The task:
Look through the entries below and count the lines that contain "this". Reply with that number only.
─── Exercise data ───
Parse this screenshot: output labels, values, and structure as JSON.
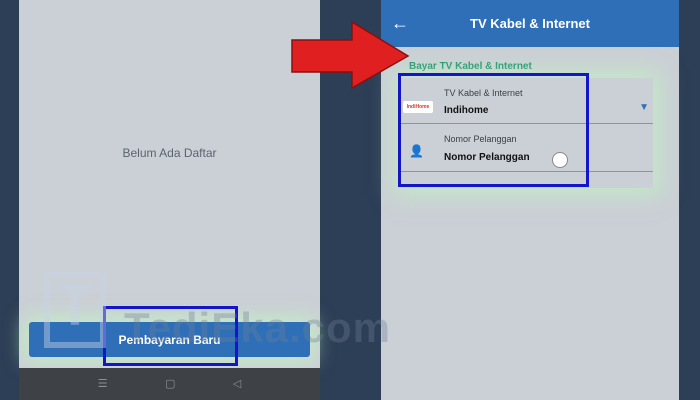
{
  "left_screen": {
    "empty_state_text": "Belum Ada Daftar",
    "pay_button_label": "Pembayaran Baru",
    "nav_icons": [
      "menu-icon",
      "home-square-icon",
      "back-triangle-icon"
    ]
  },
  "right_screen": {
    "header": {
      "title": "TV Kabel & Internet",
      "back_icon": "arrow-left-icon"
    },
    "section_title": "Bayar TV Kabel & Internet",
    "provider_field": {
      "label": "TV Kabel & Internet",
      "value": "Indihome",
      "logo_text": "IndiHome",
      "icon": "chevron-down-icon"
    },
    "customer_field": {
      "label": "Nomor Pelanggan",
      "value": "Nomor Pelanggan",
      "icon": "person-list-icon"
    }
  },
  "watermark": {
    "text": "TediEka.com"
  },
  "colors": {
    "primary": "#2f6fb8",
    "section_title": "#1a8f6b",
    "highlight": "#1414c8",
    "arrow": "#e02020",
    "screen_bg": "#cbcfd6",
    "outer_bg": "#2d3e57"
  }
}
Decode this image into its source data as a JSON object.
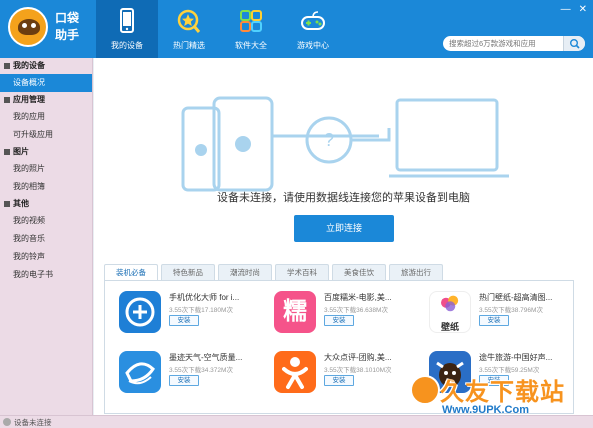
{
  "app": {
    "logo_text": [
      "口袋",
      "助手"
    ]
  },
  "nav": [
    {
      "label": "我的设备",
      "icon": "phone-icon",
      "active": true
    },
    {
      "label": "热门精选",
      "icon": "star-icon",
      "active": false
    },
    {
      "label": "软件大全",
      "icon": "apps-grid-icon",
      "active": false
    },
    {
      "label": "游戏中心",
      "icon": "gamepad-icon",
      "active": false
    }
  ],
  "window": {
    "minimize": "—",
    "close": "✕"
  },
  "search": {
    "placeholder": "搜索超过6万款游戏和应用"
  },
  "sidebar": {
    "groups": [
      {
        "label": "我的设备",
        "items": [
          {
            "label": "设备概况",
            "active": true
          }
        ]
      },
      {
        "label": "应用管理",
        "items": [
          {
            "label": "我的应用"
          },
          {
            "label": "可升级应用"
          }
        ]
      },
      {
        "label": "图片",
        "items": [
          {
            "label": "我的照片"
          },
          {
            "label": "我的相簿"
          }
        ]
      },
      {
        "label": "其他",
        "items": [
          {
            "label": "我的视频"
          },
          {
            "label": "我的音乐"
          },
          {
            "label": "我的铃声"
          },
          {
            "label": "我的电子书"
          }
        ]
      }
    ]
  },
  "main": {
    "connect_message": "设备未连接，请使用数据线连接您的苹果设备到电脑",
    "connect_button": "立即连接",
    "tabs": [
      {
        "label": "装机必备",
        "active": true
      },
      {
        "label": "特色新品"
      },
      {
        "label": "潮流时尚"
      },
      {
        "label": "学术百科"
      },
      {
        "label": "美食佳饮"
      },
      {
        "label": "旅游出行"
      }
    ],
    "apps": [
      {
        "name": "手机优化大师 for i...",
        "meta": "3.55次下载17.180M次",
        "install": "安装",
        "icon": "optimizer-app-icon",
        "color": "#1e7fd6"
      },
      {
        "name": "百度糯米-电影,美...",
        "meta": "3.55次下载36.638M次",
        "install": "安装",
        "icon": "nuomi-app-icon",
        "color": "#f5538a",
        "glyph": "糯"
      },
      {
        "name": "热门壁纸-超高清图...",
        "meta": "3.55次下载38.796M次",
        "install": "安装",
        "icon": "wallpaper-app-icon",
        "color": "#ffffff",
        "glyph": "壁纸"
      },
      {
        "name": "墨迹天气-空气质量...",
        "meta": "3.55次下载34.372M次",
        "install": "安装",
        "icon": "weather-app-icon",
        "color": "#2a8fe0"
      },
      {
        "name": "大众点评-团购,美...",
        "meta": "3.55次下载38.1010M次",
        "install": "安装",
        "icon": "dianping-app-icon",
        "color": "#ff6b1a"
      },
      {
        "name": "途牛旅游-中国好声...",
        "meta": "3.55次下载59.25M次",
        "install": "安装",
        "icon": "tuniu-app-icon",
        "color": "#2a6ec6"
      }
    ]
  },
  "status": {
    "text": "设备未连接"
  },
  "watermark": {
    "text": "久友下载站",
    "url": "Www.9UPK.Com"
  }
}
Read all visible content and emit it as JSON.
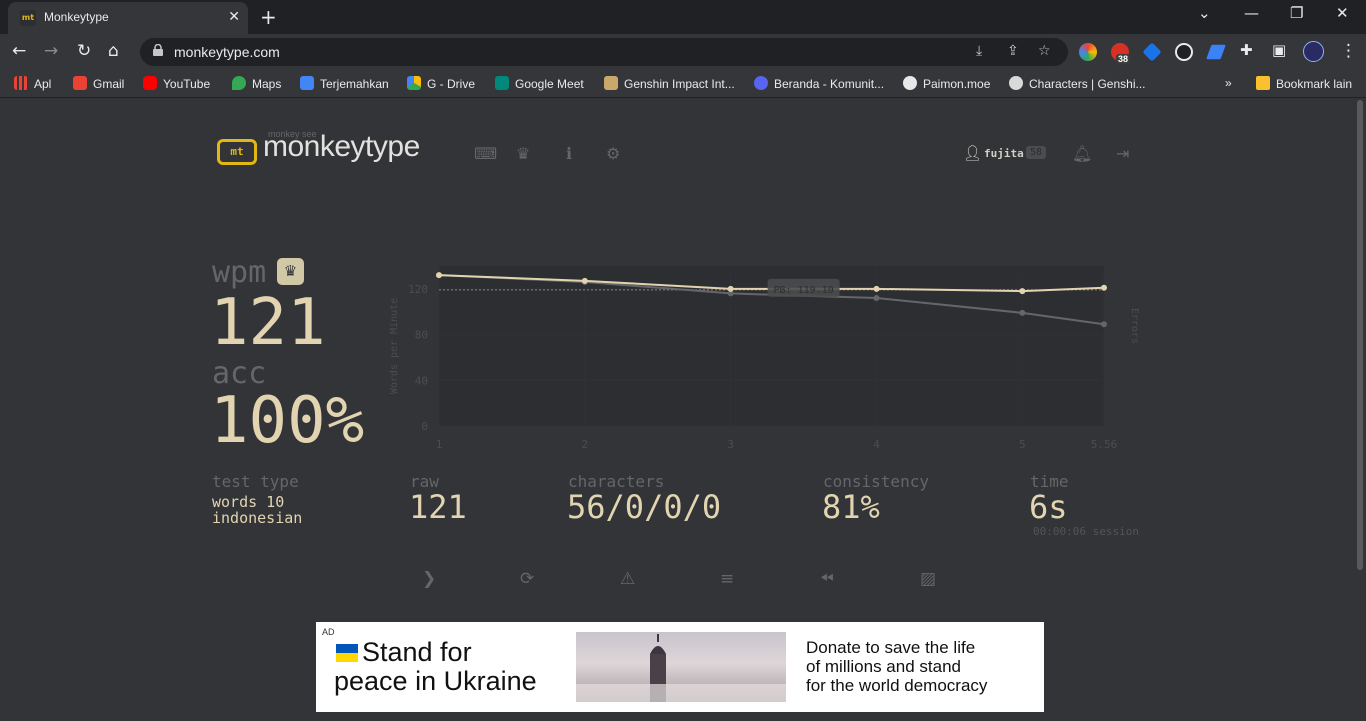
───
Exercise response:
2